[App and web page records]
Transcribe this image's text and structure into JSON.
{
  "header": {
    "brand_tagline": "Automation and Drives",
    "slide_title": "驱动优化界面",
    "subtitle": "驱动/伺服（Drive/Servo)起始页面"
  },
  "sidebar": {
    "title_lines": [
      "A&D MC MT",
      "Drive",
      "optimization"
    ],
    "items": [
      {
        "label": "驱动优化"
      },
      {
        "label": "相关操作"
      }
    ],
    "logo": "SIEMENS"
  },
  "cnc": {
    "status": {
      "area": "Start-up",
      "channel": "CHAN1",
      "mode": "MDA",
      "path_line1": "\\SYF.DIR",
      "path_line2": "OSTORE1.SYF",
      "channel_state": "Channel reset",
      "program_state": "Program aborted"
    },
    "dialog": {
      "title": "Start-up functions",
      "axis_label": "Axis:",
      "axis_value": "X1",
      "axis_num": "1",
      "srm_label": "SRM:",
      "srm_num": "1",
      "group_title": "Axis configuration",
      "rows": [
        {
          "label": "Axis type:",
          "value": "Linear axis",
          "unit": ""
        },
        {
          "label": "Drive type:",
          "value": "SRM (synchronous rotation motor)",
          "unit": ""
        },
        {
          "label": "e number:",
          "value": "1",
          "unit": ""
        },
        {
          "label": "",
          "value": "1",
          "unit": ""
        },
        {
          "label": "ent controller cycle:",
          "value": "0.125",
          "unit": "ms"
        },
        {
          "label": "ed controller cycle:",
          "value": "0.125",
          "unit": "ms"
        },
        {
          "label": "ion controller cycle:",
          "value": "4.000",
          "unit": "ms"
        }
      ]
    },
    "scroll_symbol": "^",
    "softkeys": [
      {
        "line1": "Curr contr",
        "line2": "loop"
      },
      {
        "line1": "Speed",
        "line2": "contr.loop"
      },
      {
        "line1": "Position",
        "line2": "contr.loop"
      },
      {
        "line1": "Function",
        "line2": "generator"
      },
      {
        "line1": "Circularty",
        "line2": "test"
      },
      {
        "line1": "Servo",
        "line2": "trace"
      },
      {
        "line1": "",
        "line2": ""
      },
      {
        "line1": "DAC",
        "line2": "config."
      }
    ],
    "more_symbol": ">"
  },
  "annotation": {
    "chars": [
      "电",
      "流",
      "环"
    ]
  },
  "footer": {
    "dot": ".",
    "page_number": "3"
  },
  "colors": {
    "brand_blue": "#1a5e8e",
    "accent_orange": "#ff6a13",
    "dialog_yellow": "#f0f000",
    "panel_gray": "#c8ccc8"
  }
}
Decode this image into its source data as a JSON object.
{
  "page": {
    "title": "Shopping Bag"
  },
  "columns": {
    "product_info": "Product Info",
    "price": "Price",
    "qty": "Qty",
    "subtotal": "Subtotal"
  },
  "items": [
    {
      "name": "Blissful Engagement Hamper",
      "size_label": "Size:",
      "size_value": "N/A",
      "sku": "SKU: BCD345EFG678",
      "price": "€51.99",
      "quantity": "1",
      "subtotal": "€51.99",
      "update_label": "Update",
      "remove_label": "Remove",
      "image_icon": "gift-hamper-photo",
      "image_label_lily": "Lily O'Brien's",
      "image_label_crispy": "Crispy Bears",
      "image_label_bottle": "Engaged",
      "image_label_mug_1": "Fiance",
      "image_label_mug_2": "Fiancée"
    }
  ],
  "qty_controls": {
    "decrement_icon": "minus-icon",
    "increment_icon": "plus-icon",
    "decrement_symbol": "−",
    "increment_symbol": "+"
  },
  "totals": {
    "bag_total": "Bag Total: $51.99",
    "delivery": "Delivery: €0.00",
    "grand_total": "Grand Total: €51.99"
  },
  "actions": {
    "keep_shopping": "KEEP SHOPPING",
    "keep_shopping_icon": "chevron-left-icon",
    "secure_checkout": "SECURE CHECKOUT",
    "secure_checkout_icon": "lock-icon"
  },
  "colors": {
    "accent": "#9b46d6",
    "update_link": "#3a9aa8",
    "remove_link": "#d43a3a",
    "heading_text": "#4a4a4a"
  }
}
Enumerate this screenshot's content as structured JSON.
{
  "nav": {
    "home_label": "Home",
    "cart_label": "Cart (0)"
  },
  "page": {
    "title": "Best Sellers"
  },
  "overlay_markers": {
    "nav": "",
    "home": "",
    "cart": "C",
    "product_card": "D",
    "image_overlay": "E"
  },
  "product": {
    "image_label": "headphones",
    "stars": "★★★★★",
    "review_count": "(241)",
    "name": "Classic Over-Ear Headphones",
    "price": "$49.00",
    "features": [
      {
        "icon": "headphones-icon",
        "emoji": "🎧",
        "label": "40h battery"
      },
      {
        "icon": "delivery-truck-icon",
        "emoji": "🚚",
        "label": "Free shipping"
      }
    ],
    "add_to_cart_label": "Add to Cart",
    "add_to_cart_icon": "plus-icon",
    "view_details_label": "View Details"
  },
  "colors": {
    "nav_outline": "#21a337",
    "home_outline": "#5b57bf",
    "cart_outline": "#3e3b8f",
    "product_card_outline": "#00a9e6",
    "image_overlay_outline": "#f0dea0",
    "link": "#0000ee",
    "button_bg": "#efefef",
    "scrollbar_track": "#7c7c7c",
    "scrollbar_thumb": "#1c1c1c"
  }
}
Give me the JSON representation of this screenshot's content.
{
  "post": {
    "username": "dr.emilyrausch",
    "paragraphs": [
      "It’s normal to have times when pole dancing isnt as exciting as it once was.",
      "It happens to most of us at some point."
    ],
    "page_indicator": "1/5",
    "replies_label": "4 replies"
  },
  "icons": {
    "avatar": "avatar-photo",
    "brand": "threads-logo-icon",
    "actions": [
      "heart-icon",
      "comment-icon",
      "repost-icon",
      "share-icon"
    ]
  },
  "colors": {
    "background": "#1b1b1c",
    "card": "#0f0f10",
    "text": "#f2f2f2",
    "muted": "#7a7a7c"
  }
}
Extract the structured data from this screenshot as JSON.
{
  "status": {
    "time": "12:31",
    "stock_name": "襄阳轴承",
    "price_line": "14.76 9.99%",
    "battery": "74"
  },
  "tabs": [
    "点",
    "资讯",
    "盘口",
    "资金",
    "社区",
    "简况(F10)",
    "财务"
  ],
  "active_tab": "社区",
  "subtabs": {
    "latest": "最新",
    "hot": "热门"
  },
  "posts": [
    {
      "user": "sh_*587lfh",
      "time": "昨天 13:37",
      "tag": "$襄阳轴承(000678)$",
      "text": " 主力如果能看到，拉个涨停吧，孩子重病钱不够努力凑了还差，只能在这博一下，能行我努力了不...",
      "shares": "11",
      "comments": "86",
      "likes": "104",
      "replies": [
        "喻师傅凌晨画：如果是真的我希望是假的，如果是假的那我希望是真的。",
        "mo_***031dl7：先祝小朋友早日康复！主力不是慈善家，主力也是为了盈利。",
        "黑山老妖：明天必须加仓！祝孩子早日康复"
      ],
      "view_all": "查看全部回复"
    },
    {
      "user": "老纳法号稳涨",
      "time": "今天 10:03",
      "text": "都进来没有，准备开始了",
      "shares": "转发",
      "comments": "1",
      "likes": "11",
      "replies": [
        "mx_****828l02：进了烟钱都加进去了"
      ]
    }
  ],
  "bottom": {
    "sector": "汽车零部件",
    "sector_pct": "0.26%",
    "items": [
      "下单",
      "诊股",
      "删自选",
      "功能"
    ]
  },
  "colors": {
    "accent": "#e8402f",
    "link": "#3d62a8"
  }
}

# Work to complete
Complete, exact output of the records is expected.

# Completed exercise
Transcribe this image's text and structure into JSON.
{
  "header": {
    "brand_tagline": "Automation and Drives",
    "slide_title": "驱动优化界面",
    "subtitle": "驱动/伺服（Drive/Servo)起始页面"
  },
  "sidebar": {
    "title_lines": [
      "A&D MC MT",
      "Drive",
      "optimization"
    ],
    "items": [
      {
        "label": "驱动优化"
      },
      {
        "label": "相关操作"
      }
    ],
    "logo": "SIEMENS"
  },
  "cnc": {
    "status": {
      "area": "Start-up",
      "channel": "CHAN1",
      "mode": "MDA",
      "path_line1": "\\SYF.DIR",
      "path_line2": "OSTORE1.SYF",
      "channel_state": "Channel reset",
      "program_state": "Program aborted"
    },
    "dialog": {
      "title": "Start-up functions",
      "axis_label": "Axis:",
      "axis_value": "X1",
      "axis_num": "1",
      "srm_label": "SRM:",
      "srm_num": "1",
      "group_title": "Axis configuration",
      "rows": [
        {
          "label": "Axis type:",
          "value": "Linear axis",
          "unit": ""
        },
        {
          "label": "Drive type:",
          "value": "SRM (synchronous rotation motor)",
          "unit": ""
        },
        {
          "label": "e number:",
          "value": "1",
          "unit": ""
        },
        {
          "label": "",
          "value": "1",
          "unit": ""
        },
        {
          "label": "ent controller cycle:",
          "value": "0.125",
          "unit": "ms"
        },
        {
          "label": "ed controller cycle:",
          "value": "0.125",
          "unit": "ms"
        },
        {
          "label": "ion controller cycle:",
          "value": "4.000",
          "unit": "ms"
        }
      ]
    },
    "scroll_symbol": "^",
    "softkeys": [
      {
        "line1": "Curr contr",
        "line2": "loop"
      },
      {
        "line1": "Speed",
        "line2": "contr.loop"
      },
      {
        "line1": "Position",
        "line2": "contr.loop"
      },
      {
        "line1": "Function",
        "line2": "generator"
      },
      {
        "line1": "Circularty",
        "line2": "test"
      },
      {
        "line1": "Servo",
        "line2": "trace"
      },
      {
        "line1": "",
        "line2": ""
      },
      {
        "line1": "DAC",
        "line2": "config."
      }
    ],
    "more_symbol": ">"
  },
  "annotation": {
    "chars": [
      "电",
      "流",
      "环"
    ]
  },
  "footer": {
    "dot": ".",
    "page_number": "3"
  },
  "colors": {
    "brand_blue": "#1a5e8e",
    "accent_orange": "#ff6a13",
    "dialog_yellow": "#f0f000",
    "panel_gray": "#c8ccc8"
  }
}
Decode this image into its source data as a JSON object.
{
  "page": {
    "title": "Shopping Bag"
  },
  "columns": {
    "product_info": "Product Info",
    "price": "Price",
    "qty": "Qty",
    "subtotal": "Subtotal"
  },
  "items": [
    {
      "name": "Blissful Engagement Hamper",
      "size_label": "Size:",
      "size_value": "N/A",
      "sku": "SKU: BCD345EFG678",
      "price": "€51.99",
      "quantity": "1",
      "subtotal": "€51.99",
      "update_label": "Update",
      "remove_label": "Remove",
      "image_icon": "gift-hamper-photo",
      "image_label_lily": "Lily O'Brien's",
      "image_label_crispy": "Crispy Bears",
      "image_label_bottle": "Engaged",
      "image_label_mug_1": "Fiance",
      "image_label_mug_2": "Fiancée"
    }
  ],
  "qty_controls": {
    "decrement_icon": "minus-icon",
    "increment_icon": "plus-icon",
    "decrement_symbol": "−",
    "increment_symbol": "+"
  },
  "totals": {
    "bag_total": "Bag Total: $51.99",
    "delivery": "Delivery: €0.00",
    "grand_total": "Grand Total: €51.99"
  },
  "actions": {
    "keep_shopping": "KEEP SHOPPING",
    "keep_shopping_icon": "chevron-left-icon",
    "secure_checkout": "SECURE CHECKOUT",
    "secure_checkout_icon": "lock-icon"
  },
  "colors": {
    "accent": "#9b46d6",
    "update_link": "#3a9aa8",
    "remove_link": "#d43a3a",
    "heading_text": "#4a4a4a"
  }
}
Enumerate this screenshot's content as structured JSON.
{
  "nav": {
    "home_label": "Home",
    "cart_label": "Cart (0)"
  },
  "page": {
    "title": "Best Sellers"
  },
  "overlay_markers": {
    "nav": "",
    "home": "",
    "cart": "C",
    "product_card": "D",
    "image_overlay": "E"
  },
  "product": {
    "image_label": "headphones",
    "stars": "★★★★★",
    "review_count": "(241)",
    "name": "Classic Over-Ear Headphones",
    "price": "$49.00",
    "features": [
      {
        "icon": "headphones-icon",
        "emoji": "🎧",
        "label": "40h battery"
      },
      {
        "icon": "delivery-truck-icon",
        "emoji": "🚚",
        "label": "Free shipping"
      }
    ],
    "add_to_cart_label": "Add to Cart",
    "add_to_cart_icon": "plus-icon",
    "view_details_label": "View Details"
  },
  "colors": {
    "nav_outline": "#21a337",
    "home_outline": "#5b57bf",
    "cart_outline": "#3e3b8f",
    "product_card_outline": "#00a9e6",
    "image_overlay_outline": "#f0dea0",
    "link": "#0000ee",
    "button_bg": "#efefef",
    "scrollbar_track": "#7c7c7c",
    "scrollbar_thumb": "#1c1c1c"
  }
}
Give me the JSON representation of this screenshot's content.
{
  "post": {
    "username": "dr.emilyrausch",
    "paragraphs": [
      "It’s normal to have times when pole dancing isnt as exciting as it once was.",
      "It happens to most of us at some point."
    ],
    "page_indicator": "1/5",
    "replies_label": "4 replies"
  },
  "icons": {
    "avatar": "avatar-photo",
    "brand": "threads-logo-icon",
    "actions": [
      "heart-icon",
      "comment-icon",
      "repost-icon",
      "share-icon"
    ]
  },
  "colors": {
    "background": "#1b1b1c",
    "card": "#0f0f10",
    "text": "#f2f2f2",
    "muted": "#7a7a7c"
  }
}
Extract the structured data from this screenshot as JSON.
{
  "status": {
    "time": "12:31",
    "stock_name": "襄阳轴承",
    "price_line": "14.76 9.99%",
    "battery": "74"
  },
  "tabs": [
    "点",
    "资讯",
    "盘口",
    "资金",
    "社区",
    "简况(F10)",
    "财务"
  ],
  "active_tab": "社区",
  "subtabs": {
    "latest": "最新",
    "hot": "热门"
  },
  "posts": [
    {
      "user": "sh_*587lfh",
      "time": "昨天 13:37",
      "tag": "$襄阳轴承(000678)$",
      "text": " 主力如果能看到，拉个涨停吧，孩子重病钱不够努力凑了还差，只能在这博一下，能行我努力了不...",
      "shares": "11",
      "comments": "86",
      "likes": "104",
      "replies": [
        "喻师傅凌晨画：如果是真的我希望是假的，如果是假的那我希望是真的。",
        "mo_***031dl7：先祝小朋友早日康复！主力不是慈善家，主力也是为了盈利。",
        "黑山老妖：明天必须加仓！祝孩子早日康复"
      ],
      "view_all": "查看全部回复"
    },
    {
      "user": "老纳法号稳涨",
      "time": "今天 10:03",
      "text": "都进来没有，准备开始了",
      "shares": "转发",
      "comments": "1",
      "likes": "11",
      "replies": [
        "mx_****828l02：进了烟钱都加进去了"
      ]
    }
  ],
  "bottom": {
    "sector": "汽车零部件",
    "sector_pct": "0.26%",
    "items": [
      "下单",
      "诊股",
      "删自选",
      "功能"
    ]
  },
  "colors": {
    "accent": "#e8402f",
    "link": "#3d62a8"
  }
}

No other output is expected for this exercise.